Weekly consumption of fresh fish can lower the risk of Alzheimer’s disease in older adults, despite the high mercury content in them. This is the outcome of a recent US study carried out by Researchers from Rush University Medical Centre, Chicago.
The researchers relied on data from memory and aging research project which was tracking a group of older people living in Chicago retirement homes from 2004 to 2013, reports Live Mint.
The team of researchers kept a regular tab of the amount of fish and seafood consumed by them. An autopsy was carried out on them after their death to see how it affected their brain. The researchers also found out that the mercury content was higher in people who ate more seafood. However, those who ate seafood one or more times a week also had less Alzheimer’s-related brain pathology, such as plaques or neurofibrillary tangles, compared to those who ate little or no seafood.
Among the 286 autopsied brains of 544 participants, brain mercury levels were positively correlated with the number of seafood meals consumed per week (ρ = 0.16; P = .02).”
The study, which was published in JAMA, was aimed at establishing the belief that seafood consumption correlated with lesser Alzheimer disease neuropathology.

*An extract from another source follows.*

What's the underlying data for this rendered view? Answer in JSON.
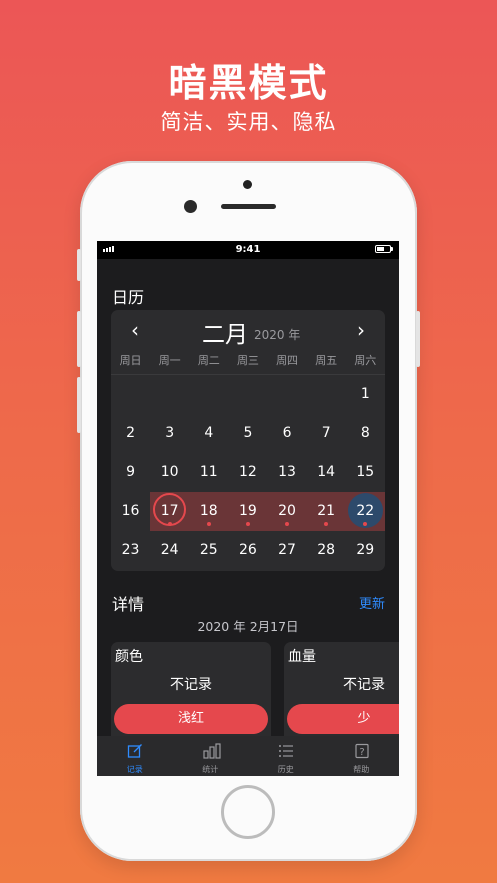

“In cross-sectional analyses, moderate seafood consumption was correlated with lesser Alzheimer disease neuropathology. Although seafood consumption was also correlated with higher brain levels of mercury, these levels were not correlated with brain neuropathology.”
While various studies have found protective relationships between seafood consumption and dementia, according to the study; not much is known about the relationship between seafood consumption and brain neuropathology.
The publication also examined the “associations of dementia neuropathologies with dietary n-3 fatty acids and with brain levels of mercury and selenium,” due to the fact that seafood is high in the long-chain n-3 fatty acid docosahexaenoic acid.
Alzheimer is a kind of disease that slowly destroys memory and thinking skills and, eventually, the ability to carry out the simplest tasks. It is the most common cause of dementia, which is set of symptoms that can include memory loss and difficulties within thinking, problem-solving or language.
Some of the symptoms that occur when the brain is damaged by certain disease could include the Alzheimer disease.
The disease was named after Alois Alzheimer, the doctor who first described it as a physical disease that affects the brain. During the course of Alzheimer, proteins build up in the brain to form structures called ‘plaques’ and ‘tangles.’
Some of the common symptoms associated with the disease include; memory lapses, difficulty recalling recent events and learning new information, forget about recent conversation, get lost in a usually familiar place, forget appointments, and others. However, since everyone is unique, these symptoms may not manifest in certain individual.
Age remains the biggest risk factor for the disease as it mainly affects individuals over 65. A person above this age is exposed to further risk of getting the disease as it doubles approximately every five years.
Though, not immediately known, there exists about twice as many women as men over 65 with Alzheimer’s disease.